Four of them make the music and the rest are the digital media team and the manager; all of them living together and progressing on a journey towards success. The four musicians are rappers Chowder Band$, JØ, Kid Dre and singer Miguel Morales. The collective are fresh off their first mixtape, Barely Legal Tapes, Vol. 1, which was released in late January.

Barely Legal may be new, but its four artists all have individual singles and solo projects under their belts from before their collaboration. They came together as Barely Legal in the summer of 2019, but only released their first single in November of 2020, with the track “Money Where Your Mouth Is,” showcasing Kid Dre and Miguel Morales, who teamed up to deliver a sweet and catchy tune with a lot of flavour.

The collective received a lot of praise, with some fans even comparing them with groups such as BROCKHAMPTON, and the notorious rap label Dreamville. Though their high number of members are reminiscent of BROCKHAMPTON, they don’t see themselves as a product of that group’s music.

“We don’t really get a lot of influence from them because we know that the sound we have is different than everyone else’s, so we don’t really like to put ourselves in the same box that they are in, but I can see how a lot of people would think that they crawled so we could run,” said Kid Dre.

Although it is their main focus at this time, Barely Legal is not a rap group – it’s a collective — and all members are also focused on their individual projects, said Kid Dre.

On Barely Legal Tapes, Vol. 1, Barely Legal exemplifies its members’ abilities by playing with a lot of different sounds and by hopping on different instrumentals, which allows them to show both their smooth and aggressive sides. The four artists work hand in hand to deliver the mixtape’s 18 tracks.

The boys mostly rap on the record while trying to touch every sound possible. They succeed in doing it by hopping on hype songs like “Gawd Dammit Amerikkka” and “Fuck,” and on classic boom bap beats like on “Creep” and “Saturday Morning Cartoons,” or even on chill laid back songs like “Choices” and “Decisions.”

Having a gifted singer like Miguel in the collective adds another dimension to their tracks. From beautifully sung hooks ranging from a variety of genres, like the songs “Too Fast,” where Miguel sings parts in Spanish, to songs like “Take It Slow,” which is a smooth dancehall track.

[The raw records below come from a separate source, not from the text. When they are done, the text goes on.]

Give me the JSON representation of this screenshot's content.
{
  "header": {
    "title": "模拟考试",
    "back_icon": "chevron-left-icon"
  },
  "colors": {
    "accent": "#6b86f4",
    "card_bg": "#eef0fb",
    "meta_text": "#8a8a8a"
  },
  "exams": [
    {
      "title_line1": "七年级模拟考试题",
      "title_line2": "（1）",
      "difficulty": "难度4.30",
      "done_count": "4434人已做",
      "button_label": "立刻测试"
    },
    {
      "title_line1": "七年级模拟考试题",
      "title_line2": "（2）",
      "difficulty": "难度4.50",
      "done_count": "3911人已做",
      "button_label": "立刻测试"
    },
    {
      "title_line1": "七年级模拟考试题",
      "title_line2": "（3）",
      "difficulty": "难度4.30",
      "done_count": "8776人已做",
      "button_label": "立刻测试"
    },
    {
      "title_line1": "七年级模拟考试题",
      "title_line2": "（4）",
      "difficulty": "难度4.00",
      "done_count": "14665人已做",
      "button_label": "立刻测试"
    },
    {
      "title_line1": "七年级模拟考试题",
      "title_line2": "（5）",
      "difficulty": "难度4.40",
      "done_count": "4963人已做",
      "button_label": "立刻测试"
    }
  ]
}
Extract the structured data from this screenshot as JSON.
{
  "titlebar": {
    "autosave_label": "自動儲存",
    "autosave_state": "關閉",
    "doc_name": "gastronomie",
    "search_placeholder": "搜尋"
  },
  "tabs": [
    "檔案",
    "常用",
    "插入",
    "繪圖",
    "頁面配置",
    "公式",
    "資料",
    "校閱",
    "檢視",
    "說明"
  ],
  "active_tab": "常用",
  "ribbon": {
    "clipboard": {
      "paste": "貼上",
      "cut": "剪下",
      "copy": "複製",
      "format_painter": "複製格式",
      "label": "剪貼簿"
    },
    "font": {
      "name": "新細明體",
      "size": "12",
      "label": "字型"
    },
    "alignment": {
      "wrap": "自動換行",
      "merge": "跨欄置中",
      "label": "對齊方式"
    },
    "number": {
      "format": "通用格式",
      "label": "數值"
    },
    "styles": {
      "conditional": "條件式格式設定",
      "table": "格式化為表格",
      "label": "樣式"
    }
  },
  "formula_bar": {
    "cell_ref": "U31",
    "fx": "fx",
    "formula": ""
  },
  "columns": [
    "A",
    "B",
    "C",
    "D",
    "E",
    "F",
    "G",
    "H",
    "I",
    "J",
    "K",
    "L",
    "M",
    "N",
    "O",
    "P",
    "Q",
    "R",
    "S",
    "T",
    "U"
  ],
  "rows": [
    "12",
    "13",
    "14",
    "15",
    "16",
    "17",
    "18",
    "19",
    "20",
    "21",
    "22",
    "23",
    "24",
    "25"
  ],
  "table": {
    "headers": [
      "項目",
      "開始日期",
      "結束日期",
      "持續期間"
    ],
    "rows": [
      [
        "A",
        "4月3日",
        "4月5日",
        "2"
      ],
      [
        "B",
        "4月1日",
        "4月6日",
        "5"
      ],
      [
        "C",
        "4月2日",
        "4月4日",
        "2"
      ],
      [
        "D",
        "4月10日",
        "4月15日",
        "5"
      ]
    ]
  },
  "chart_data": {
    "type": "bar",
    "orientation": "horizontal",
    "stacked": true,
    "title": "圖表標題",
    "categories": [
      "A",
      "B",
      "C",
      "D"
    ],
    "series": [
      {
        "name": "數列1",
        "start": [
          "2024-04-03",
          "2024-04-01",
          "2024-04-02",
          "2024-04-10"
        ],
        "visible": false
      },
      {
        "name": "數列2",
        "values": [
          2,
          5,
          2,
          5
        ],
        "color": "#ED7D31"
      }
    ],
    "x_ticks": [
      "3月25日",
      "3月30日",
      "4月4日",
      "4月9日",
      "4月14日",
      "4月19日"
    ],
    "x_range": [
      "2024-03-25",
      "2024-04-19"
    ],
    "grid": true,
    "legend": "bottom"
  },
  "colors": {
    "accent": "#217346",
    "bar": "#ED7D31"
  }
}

“I think the creative process behind the album was trying to get a large body of work that could highlight each artist’s individual skill and try to mix them together to make a masterpiece,” said Kid Dre.

The four artists in Barely Legal can hold their own individually, but their talent comes to fruition when they combine forces on songs. They feed off of each other’s energy, motivating themselves to give it their all.

“There are times I came in the studio completely angry and sad, times where I didn’t even wanna be there, but I see Miguel in his zone and it puts me in my zone. There is always someone to pick up where you slack even though there is no slacking allowed,” said JØ.

The third track of the project, “Sugar Rush,” started to catch fire, with a TikTok video promoting the song surging past 100,000 likes, and with 128,000 listens on Spotify. The song is a high energy banger featuring Kid Dre and Chowder Band$, that sees both of them go completely ballistic.

Despite having a small initial buzz surrounding their name with “Sugar Rush,” in their heads, they aren’t remotely close to where they see themselves in the future.

“We want to make music to inspire the youth and to go to work, quit their jobs and start grinding,” said Kid Dre.

In a closing thought, JØ pondered the group’s future: “We are working on a lot and we are not gonna stop working on it, and once we finish what we are working on, we are gonna go from there, and start working on a lot more.”

 

Related Articles